With regards to my lion cut out of card, I wonder whether I would be allowed to use a symbol associated to a secular tradition that does not belong to me. Undoubtedly confirming that the lion of San Marco is similar to the lion of Zurigo and to thousands of other lions, dragons and serpents that cover flags and banners; the point is that perhaps boundaries are imagined through fear of emptiness and through vacuous horror which we improvise? If this is the case then is it possible for an Egyptian artist to talk about the Arab spring and use it as a starting point for his work whilst he attends Goldsmiths College of London, even though he has never set foot in piazza Tahir? He can do it because exoticism needs an ethnic certification which at least comes from Cairo and he owns an arab sounding name.

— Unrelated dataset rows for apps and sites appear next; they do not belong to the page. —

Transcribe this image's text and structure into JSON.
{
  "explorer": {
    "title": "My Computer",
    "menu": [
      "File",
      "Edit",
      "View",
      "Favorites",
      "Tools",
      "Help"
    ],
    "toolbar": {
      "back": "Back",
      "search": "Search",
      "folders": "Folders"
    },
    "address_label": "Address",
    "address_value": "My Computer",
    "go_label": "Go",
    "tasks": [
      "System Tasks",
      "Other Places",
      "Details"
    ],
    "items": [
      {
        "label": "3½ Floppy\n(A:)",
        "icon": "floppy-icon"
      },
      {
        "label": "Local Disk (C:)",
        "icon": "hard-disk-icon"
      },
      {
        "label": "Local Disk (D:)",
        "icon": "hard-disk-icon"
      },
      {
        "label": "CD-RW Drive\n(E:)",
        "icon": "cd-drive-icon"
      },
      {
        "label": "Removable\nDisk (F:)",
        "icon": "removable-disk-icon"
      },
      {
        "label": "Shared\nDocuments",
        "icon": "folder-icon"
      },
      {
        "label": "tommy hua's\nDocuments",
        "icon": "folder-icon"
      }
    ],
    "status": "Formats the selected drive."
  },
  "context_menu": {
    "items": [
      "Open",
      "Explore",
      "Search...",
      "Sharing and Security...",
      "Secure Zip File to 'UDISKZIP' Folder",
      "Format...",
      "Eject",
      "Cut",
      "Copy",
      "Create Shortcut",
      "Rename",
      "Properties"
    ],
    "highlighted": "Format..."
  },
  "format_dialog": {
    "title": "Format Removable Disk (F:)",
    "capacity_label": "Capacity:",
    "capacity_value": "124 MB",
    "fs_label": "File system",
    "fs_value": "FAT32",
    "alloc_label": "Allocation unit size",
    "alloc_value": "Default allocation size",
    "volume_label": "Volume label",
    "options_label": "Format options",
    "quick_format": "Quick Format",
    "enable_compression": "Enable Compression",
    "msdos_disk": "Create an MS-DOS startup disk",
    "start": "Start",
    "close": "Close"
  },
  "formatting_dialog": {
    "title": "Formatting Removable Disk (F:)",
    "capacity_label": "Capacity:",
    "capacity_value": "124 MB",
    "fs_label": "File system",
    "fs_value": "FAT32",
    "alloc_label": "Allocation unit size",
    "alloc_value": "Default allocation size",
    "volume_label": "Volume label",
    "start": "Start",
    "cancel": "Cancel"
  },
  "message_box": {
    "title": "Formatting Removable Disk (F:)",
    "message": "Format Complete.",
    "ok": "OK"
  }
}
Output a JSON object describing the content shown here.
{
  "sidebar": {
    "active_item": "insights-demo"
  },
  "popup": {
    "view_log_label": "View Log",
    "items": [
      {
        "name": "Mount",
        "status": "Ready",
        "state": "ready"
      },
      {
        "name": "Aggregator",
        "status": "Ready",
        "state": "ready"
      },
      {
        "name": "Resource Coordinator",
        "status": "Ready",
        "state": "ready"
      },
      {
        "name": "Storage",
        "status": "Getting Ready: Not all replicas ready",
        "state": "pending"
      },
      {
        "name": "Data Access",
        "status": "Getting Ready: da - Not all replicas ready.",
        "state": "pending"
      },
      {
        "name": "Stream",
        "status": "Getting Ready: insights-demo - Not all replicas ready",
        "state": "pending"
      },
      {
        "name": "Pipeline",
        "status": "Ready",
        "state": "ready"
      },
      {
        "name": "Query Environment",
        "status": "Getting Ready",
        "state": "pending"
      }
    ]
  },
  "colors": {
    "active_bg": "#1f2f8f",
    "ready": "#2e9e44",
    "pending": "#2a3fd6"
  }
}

As an Italian Venetian I could talk about the head of slowfood or about plasterboard. To tell you the truth I have the wall made up of plaster in front of me here in the studio of Zurigo but it’s different plasterboard from that of the Po valley. I’m not totally convinced but I have the impression that details themselves really make a difference when it comes to the topic of post modernism. Yet the word “detail” reawakens a deep hatred I have for Italy’s obsession with appearance.
Brunello Cucinelli comes to mind, who from his medieval village promotes “the excellence of our country in this world”. I also reflect on how the capital, in its choice to create endless demands for endless market niches which are always more exclusive, generates contemporary movements that are identical and can be seen as an extreme homogenization. What is the difference between an artist who works in the sector of protected denomination of origin (PDO) and Anish Kapoor? He uses his Indian background to create spiritual art, which is a sort of comfort zone for orphans that come from western religions. Therefore his work could have also been done by an Icelander but the label “India” has helped to reproduce critical tests where the ingredient of ethnicity is the main fuel that helps trigger endless storytelling. Jung had described perfectly the power and urgency of myths. If the myths are not in the woods underneath the house, you only need to take a flight and get Anish Kapoor to tell you one directly.
I prefer to talk about the plasterboard, the medieval parties in papier-mâché castles and the POD sausages- whilst we wait for the Arab countries to lose a bit of their appeal so that some Nordic curator can rediscover the exotic fascination with the paradoxical Po valley. With all of this taken into consideration, it is doable: I know all the details.